FIG. 4 is an orthogonal elevational view of the first embodiment of the device in use, showing a concrete hose 202 therein: the difference in diameter between the concrete hose 202 and the device is deliberately exaggerated for clarity. In actual practice, the diameters are preferably the same, causing the entire length of the sections internal diameters to press against the hose 202 in a frictional engagement. Concrete hose 202 has a projecting portion 204 having the discharging hose end 206 thereat, by which means the concrete wet-mix may easily escape the hose in the normal manner.

The length of the projecting portion 204 may be anything from zero up to a large distance, however, the point of the device is safety, and so a projecting portion length of 12 to 24 inches has been established to be optimal to allow the end of the hose to flex a bit for operator convenience but to prevent the overall length of the end of the hose 262 from being able to whip due to air in the hose. The device may have indicia indicating the safe parameters of use.

Note that hand grips may not be necessary under normal circumstances of use, as the typical concrete hose diameter (a few inches) is itself a convenient hand-hold. However, hand grips may aid in holding the device under adverse conditions, or when it is not fastened closed and thus may swing around the hinges a bit, or for handling and the like. Hand grips may be flexible as shown (for example sections of webbing, rope or cable) or may be stiff projections or the like.

In the presently preferred embodiment and best mode presently contemplated for carrying out the invention, hand straps are used, for the sake of simplicity and to avoid allowing hard handles or grips to catch on concrete forms or the like.

Straps as defined herein include nylon webbing, other fabric webbing, leather straps, metal straps and the like.

In use, a concrete worker who would ordinarily grasp the end of the concrete hose without any stiffening will instead open the device, put the semi-cylindrical sections about the hose, and then close it with the closure straps, fastening the straps in place with the fastener buckles. This in turn allows the user to begin pumping operations without fear that the section of hose secured snugly within the invention will be able to whip and injure him. Note that the worker may either grasp the device itself (and embodiments may have handles to assist with maintaining that grip) or may grip the hose normally, particularly the free end of projecting hose portion 204. Flexibility in the hose is important in allowing the worker to place the wet concrete mix accurately, especially given the obstructions present all: forms, other pieces of construction, pre-existing structure if any, construction equipment and so on. Since the invention may employed at whatever section of the hose the worker finds most effective and most safe, the invention will not significantly hinder the construction worker in getting about such obstructions and still pouring the concrete accurately. In the event that additional flexible hose projection 204 is needed, or if the worker decides that too much is projecting, the worker can signal the boom/pump man for a brief halt, adjust the placement of the device on the hose in less than a minute, and be back to work almost instantly.

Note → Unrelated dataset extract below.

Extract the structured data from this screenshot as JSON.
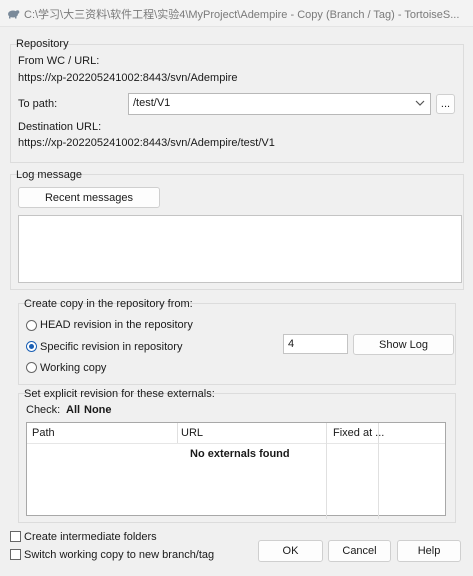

In the event of surge, vibration or whipping for any reason, the invention will immediately act to dampen the whip (by forcing a large section of the hose to remain stiff and move as a unit) and will in addition offer the worker an effective handhold for controlling the hose: a solid grip on any portion of the invention will assure the worker that no portion of the hose can injure him.

The disclosure is provided to allow practice of the invention by those skilled in the art without undue experimentation, including the best mode presently contemplated and the presently preferred embodiment. Nothing in this disclosure is to be taken to limit the scope of the invention, which is susceptible to numerous alterations, equivalents and substitutions without departing from the scope and spirit of the invention. The scope of the invention is to be understood from the appended claims.